- to call for with earnest desire; make supplication or pray for: to invoke God's mercy.
- to call on (a deity, Muse, etc.), as in prayer or supplication.
- to declare to be binding or in effect: to invoke the law; to invoke a veto.
- to appeal to, as for confirmation.
- to petition or call on for help or aid.
- to call forth or upon (a spirit) by incantation.
- to cause, call forth, or bring about.
Origin of invoke
Dictionary.com Unabridged Based on the Random House Unabridged Dictionary, © Random House, Inc. 2018
Examples from the Web for invoker
Rebhas, or the invoker, represented as a hero, is no other than our Trita ptyas.Zoological Mythology, Volume I (of 2)
Angelo de Gubernatis
The invoker of this brilliant assembly stood in simple evening dress near the door,—unattended and hedged by no formality.Tales of Trail and Town
A ceremony called the Satane determines the chief who takes the office of invoker.The Ethnology of the British Colonies and Dependencies
Robert Gordon Latham
Imagination is everything; it is, indeed, the invoker of all beauty; and admiration of beauty is the one escape out of life.The Old House and Other Tales
Antony Ferrara, invoker of nameless horrors, shrank before him—before the primitive Celtic man whom unwittingly he had invoked.Brood of the Witch-Queen
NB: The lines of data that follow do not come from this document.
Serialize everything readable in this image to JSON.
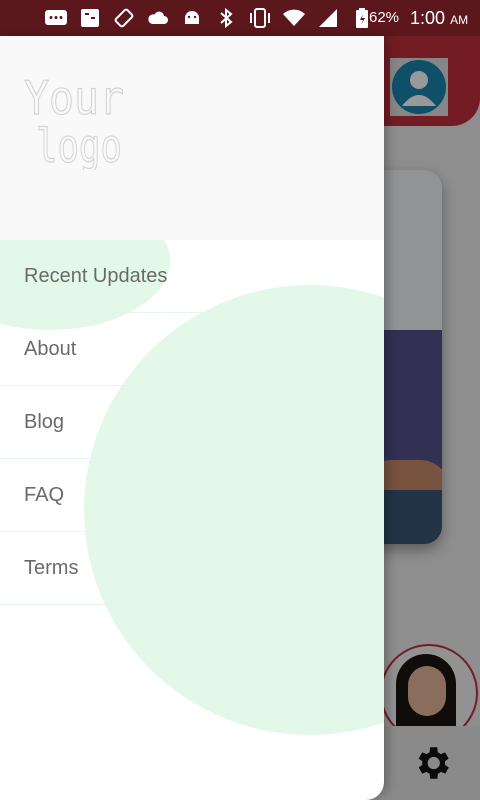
{
  "status_bar": {
    "battery_percent": "62%",
    "time": "1:00",
    "am_pm": "AM",
    "icons": [
      "message-icon",
      "sim-icon",
      "rotate-icon",
      "cloud-icon",
      "android-icon",
      "bluetooth-icon",
      "vibrate-icon",
      "wifi-icon",
      "signal-icon",
      "battery-icon"
    ]
  },
  "drawer": {
    "logo_text_line1": "Your",
    "logo_text_line2": "logo",
    "menu_items": [
      {
        "label": "Recent Updates"
      },
      {
        "label": "About"
      },
      {
        "label": "Blog"
      },
      {
        "label": "FAQ"
      },
      {
        "label": "Terms"
      }
    ]
  },
  "colors": {
    "brand_red": "#c0303c",
    "status_bar": "#5c171c",
    "circle_green": "#e4f8e9",
    "menu_text": "#6a6a6a"
  }
}
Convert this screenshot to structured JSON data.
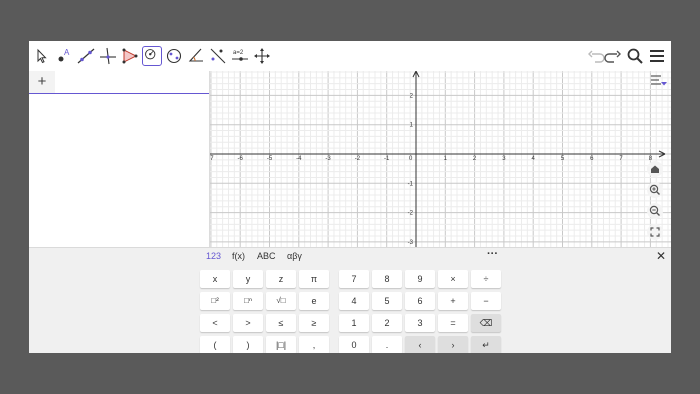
{
  "toolbar": {
    "tools": [
      {
        "name": "move-tool-icon"
      },
      {
        "name": "point-tool-icon"
      },
      {
        "name": "line-tool-icon"
      },
      {
        "name": "perpendicular-tool-icon"
      },
      {
        "name": "polygon-tool-icon"
      },
      {
        "name": "circle-tool-icon",
        "active": true
      },
      {
        "name": "ellipse-tool-icon"
      },
      {
        "name": "angle-tool-icon"
      },
      {
        "name": "reflect-tool-icon"
      },
      {
        "name": "slider-tool-icon",
        "label": "a=2"
      },
      {
        "name": "move-graphics-view-icon"
      }
    ],
    "right": [
      "undo-icon",
      "redo-icon",
      "search-icon",
      "menu-icon"
    ],
    "accent": "#6557d2"
  },
  "algebra": {
    "add_label": "+",
    "input_value": "",
    "input_placeholder": ""
  },
  "graphics": {
    "x_ticks": [
      "-7",
      "-6",
      "-5",
      "-4",
      "-3",
      "-2",
      "-1",
      "0",
      "1",
      "2",
      "3",
      "4",
      "5",
      "6",
      "7",
      "8"
    ],
    "y_ticks": [
      "2",
      "1",
      "-1",
      "-2",
      "-3"
    ],
    "buttons": [
      "home-icon",
      "zoom-in-icon",
      "zoom-out-icon",
      "fullscreen-icon"
    ],
    "style_bar_icon": "style-bar-icon"
  },
  "keyboard": {
    "tabs": [
      "123",
      "f(x)",
      "ABC",
      "αβγ"
    ],
    "active_tab": "123",
    "more_label": "···",
    "close_label": "✕",
    "left_keys": [
      [
        "x",
        "y",
        "z",
        "π"
      ],
      [
        "□²",
        "□ⁿ",
        "√□",
        "e"
      ],
      [
        "<",
        ">",
        "≤",
        "≥"
      ],
      [
        "(",
        ")",
        "|□|",
        ","
      ]
    ],
    "right_keys": [
      [
        "7",
        "8",
        "9",
        "×",
        "÷"
      ],
      [
        "4",
        "5",
        "6",
        "+",
        "−"
      ],
      [
        "1",
        "2",
        "3",
        "=",
        "⌫"
      ],
      [
        "0",
        ".",
        "‹",
        "›",
        "↵"
      ]
    ]
  }
}
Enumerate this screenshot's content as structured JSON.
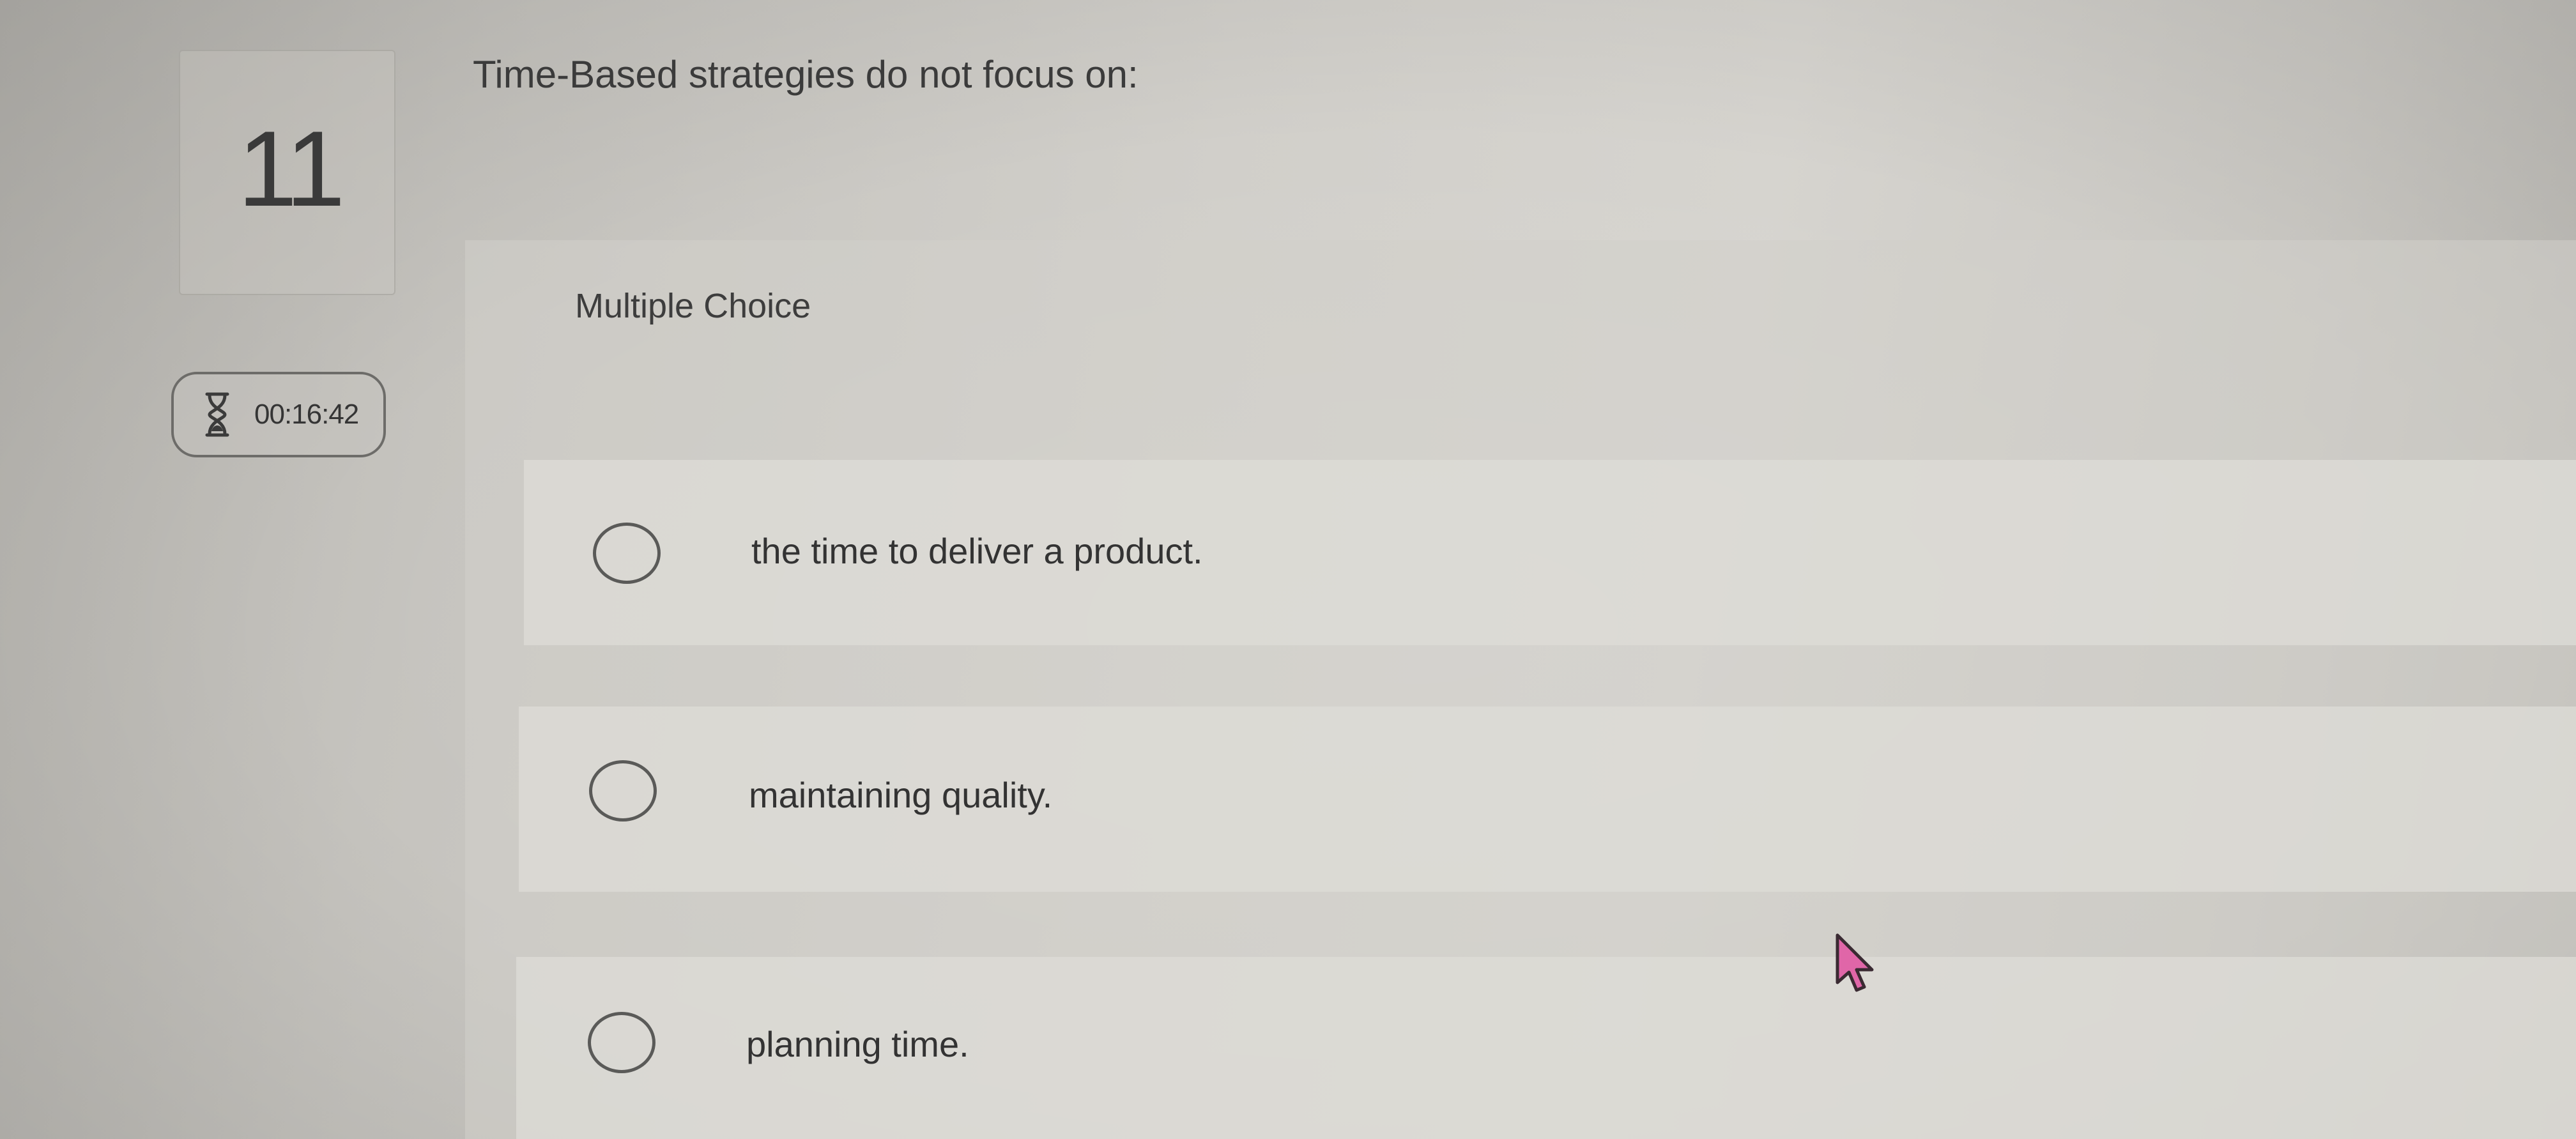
{
  "question": {
    "number": "11",
    "text": "Time-Based strategies do not focus on:",
    "type_label": "Multiple Choice"
  },
  "timer": {
    "icon": "hourglass-icon",
    "value": "00:16:42"
  },
  "options": [
    {
      "label": "the time to deliver a product.",
      "selected": false
    },
    {
      "label": "maintaining quality.",
      "selected": false
    },
    {
      "label": "planning time.",
      "selected": false
    }
  ],
  "cursor": {
    "icon": "mouse-pointer-icon",
    "color": "#e066a8"
  }
}
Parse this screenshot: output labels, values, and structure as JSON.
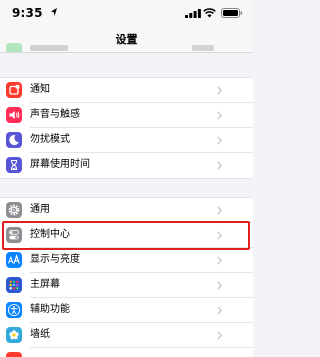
{
  "status_bar": {
    "time": "9:35",
    "icons": [
      "location-arrow-icon",
      "cellular-signal-icon",
      "wifi-icon",
      "battery-icon"
    ]
  },
  "nav": {
    "title": "设置"
  },
  "groups": [
    {
      "items": [
        {
          "label": "通知",
          "icon": "notifications-icon",
          "color": "#ff3b30"
        },
        {
          "label": "声音与触感",
          "icon": "speaker-icon",
          "color": "#ff2d55"
        },
        {
          "label": "勿扰模式",
          "icon": "moon-icon",
          "color": "#5856d6"
        },
        {
          "label": "屏幕使用时间",
          "icon": "hourglass-icon",
          "color": "#5856d6"
        }
      ]
    },
    {
      "items": [
        {
          "label": "通用",
          "icon": "gear-icon",
          "color": "#8e8e93"
        },
        {
          "label": "控制中心",
          "icon": "toggles-icon",
          "color": "#8e8e93",
          "highlighted": true
        },
        {
          "label": "显示与亮度",
          "icon": "text-size-icon",
          "color": "#0a84ff"
        },
        {
          "label": "主屏幕",
          "icon": "home-grid-icon",
          "color": "#2c59d1"
        },
        {
          "label": "辅助功能",
          "icon": "accessibility-icon",
          "color": "#0a84ff"
        },
        {
          "label": "墙纸",
          "icon": "wallpaper-flower-icon",
          "color": "#34aadc"
        }
      ]
    }
  ],
  "colors": {
    "highlight": "#e0221e",
    "background": "#f2f2f7",
    "chevron": "#c7c7cc"
  }
}
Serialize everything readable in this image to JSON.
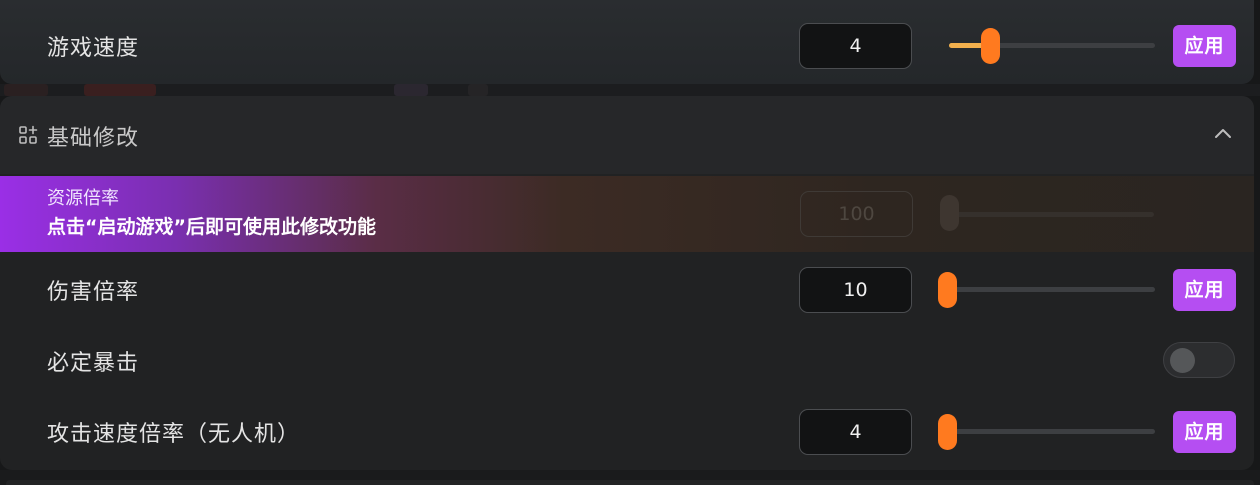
{
  "top_setting": {
    "label": "游戏速度",
    "value": "4",
    "slider_fraction": 0.2,
    "apply_label": "应用"
  },
  "section": {
    "title": "基础修改",
    "icon": "apps-add-icon",
    "collapse_icon": "chevron-up-icon"
  },
  "locked_setting": {
    "label": "资源倍率",
    "message": "点击“启动游戏”后即可使用此修改功能",
    "value": "100"
  },
  "rows": [
    {
      "label": "伤害倍率",
      "value": "10",
      "slider_fraction": 0.0,
      "apply_label": "应用"
    },
    {
      "label": "必定暴击",
      "toggle_on": false
    },
    {
      "label": "攻击速度倍率（无人机）",
      "value": "4",
      "slider_fraction": 0.0,
      "apply_label": "应用"
    }
  ],
  "colors": {
    "accent_purple": "#b54ef2",
    "slider_thumb": "#ff7a1f",
    "slider_fill": "#f2b04d"
  }
}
- to call upon (an agent, esp God or another deity) for help, inspiration, etc
- to put (a law, penalty, etc) into usethe union invoked the dispute procedure
- to appeal to (an outside agent or authority) for confirmation, corroboration, etc
- to implore or beg (help, etc)
- to summon (a spirit, demon, etc); conjure up
C15: from Latin invocāre to call upon, appeal to, from vocāre to call
Invoke is sometimes wrongly used where evoke is meant: this proposal evoked (not invoked) a strong reaction
Word Origin and History for invoker
Online Etymology Dictionary, © 2010 Douglas Harper